Laura grew up in the audiovisual world and studied the art of visual expression at Lycée Saint Joseph, in Thônes in 2009, alongside documentary maker, and film professor, Patrick Avrillon. She then went to study audiovisual arts at the Ecole de l’Image et du Son 3IS, in Paris. She worked with two directors, Nils Tavernier, whose film De toutes nos forces she acted in, and Stephan Moszkowicz, for whom she was an intern in post-production of his documentary, Génération entrepreneurs, produced by Balina Films and shown on Arte Tv (France).
She specialised in documentaries, in Quebec, studying at l’Ecole des métiers du cinéma et de la vidéo in Rivière-du-loup. Alongside her studies, she landed the role of presenter and journalist of a documentary programme, called, Les Ramasseux, produced by Alambik Films and shown on MAtv (Quebec national tv). This eight-episode series dealt with the history of Quebec, through the eyes of avid antique-dealers.
Her documentary, AVENIR/LOOKING FORWARD, ©2020, produced by PVS Company and Drama Way, takes us behind the scenes of the town council elections of 2020, alongside a group of political novices, engaged in an unprecedented combat, calling for participatory democracy and genuine ecological transition in the mountain environment. AVENIR won the award best short documentary in LA Independent Women Film Festival at Los Angeles, a nomination in London Eco Festival and his selected in festivals in USA and Canada.
Her new documentary, MICHELE, ©2021, produced by Drama Way, tells the story of her mother’s battle with illness.
I’ve always found politics dehumanized: inaccessible people at the head of power, with whom I couldn’t identify. I really felt that my voice as a citizen wasn’t being heard. I’ve never felt comfortable in pyramid systems, nor have I understood the ever-widening gap between the everyday reality of a population and those that govern us. What’s the point of getting politically involved when you just don’t feel concerned, and when all political debate in the media is reduced to cock-fighting?
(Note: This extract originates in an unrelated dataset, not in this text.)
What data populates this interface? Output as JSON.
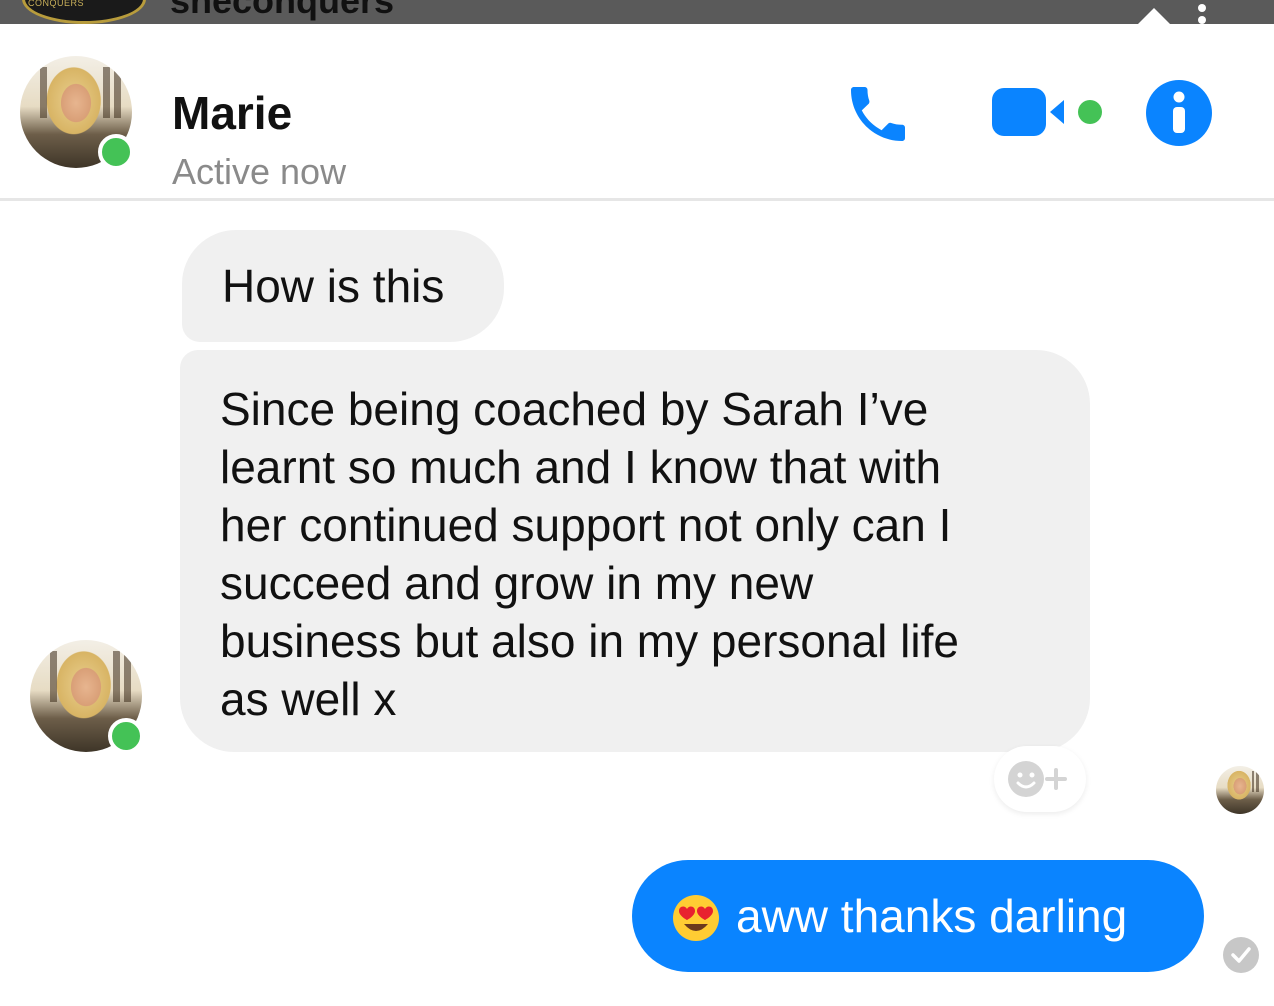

La Clusaz, the village where I grew up, was forever moving towards excessive and unsustainable exponential economic growth. The gap between the inhabitants and the elected representatives was getting wider, and nothing was really changing. I was fearful. For my beloved mountains, for the future. My dreams had vanished, and in their place was doubt and a secret desire to escape. My despair at what was happening in the world just made me bury my head in the sand, or rather, in my case, in the snow. I had a dilemma: to stay wrapped in cotton-wool, hoping I could withstand the bumps and jolts, or step outside my cocoon, to educate myself, take risks and defend the things which were valuable to me, starting with my immediate environment. But where to start? Then one evening, I came across a post on social media by a group of inhabitants of La Clusaz: “A team who wants to change the way politics is conducted.” This immediately caught my attention.
I wanted to watch, observe and film this group from the inside.
The next day, camera in hand, and beating heart, I joined their adventure. What interested me wasn’t their political campaign, their manifesto or their strategy, but how and why these particular people from totally different backgrounds wanted to get involved in this civic undertaking and devote all their free time to it? Valuable time in the winter season for restaurant owners, ski instructors and parents of young children. At first, they were somewhat suspicious of my motives, and so it was a slow, gentle immersion into their territory, their HQ.
I followed the daily activities of the group, through the eyes of Alexandre, the forward-thinking, passionate, thirty-year-old. His empathy and his charm helped create an intergenerational bridge between all the team-members. I blended into the scenery as much as I could, and slowly but surely, they no longer noticed my camera slowly. I witnessed the start of a movement, full of good will, if sometimes awkward. Truly endearing people, from all walks of life, throwing themselves with fervour into a battle they weren’t prepared for. They were ready to meet the challenge together and for the common good. I wanted to be right up close to their humanity, both literally and figuratively, with a warm, intimate camera, seeking off-the-cuff remarks.
As well as being touched by the political values of this electoral group, such as the issues of global warming and participatory democracy, it was their journey that I wanted to film.
Visually, I wanted to capture the complexity of the risks they were taking, the emotional fragility of victory and failure, as well the poetry of their support for each other, their sometimes child-like interactions, when they assembled and expressed their belief that anything was possible…their desire to build an attractive and sustainable future, to ensure everyone’s needs were heard, to make politics more humane and to give meaning to commitment.
I’m a young woman from Generation Y. I believe that we’re a generation torn between the old and the new world, which we don’t seem to have a grasp of. This feeling of being torn has brought about a general sense of disenchantment, and media-induced stress into which we’re drawn only reinforces our demotivation. The title of the documentary, Looking Forward, represents for me the essence of the human adventure that I wanted to capture on film: a path towards hope. This group of people gave life to my dreams once again / brought my dreams alive again. With this film, my aim is to share this joy and this note of hope. Here, or elsewhere.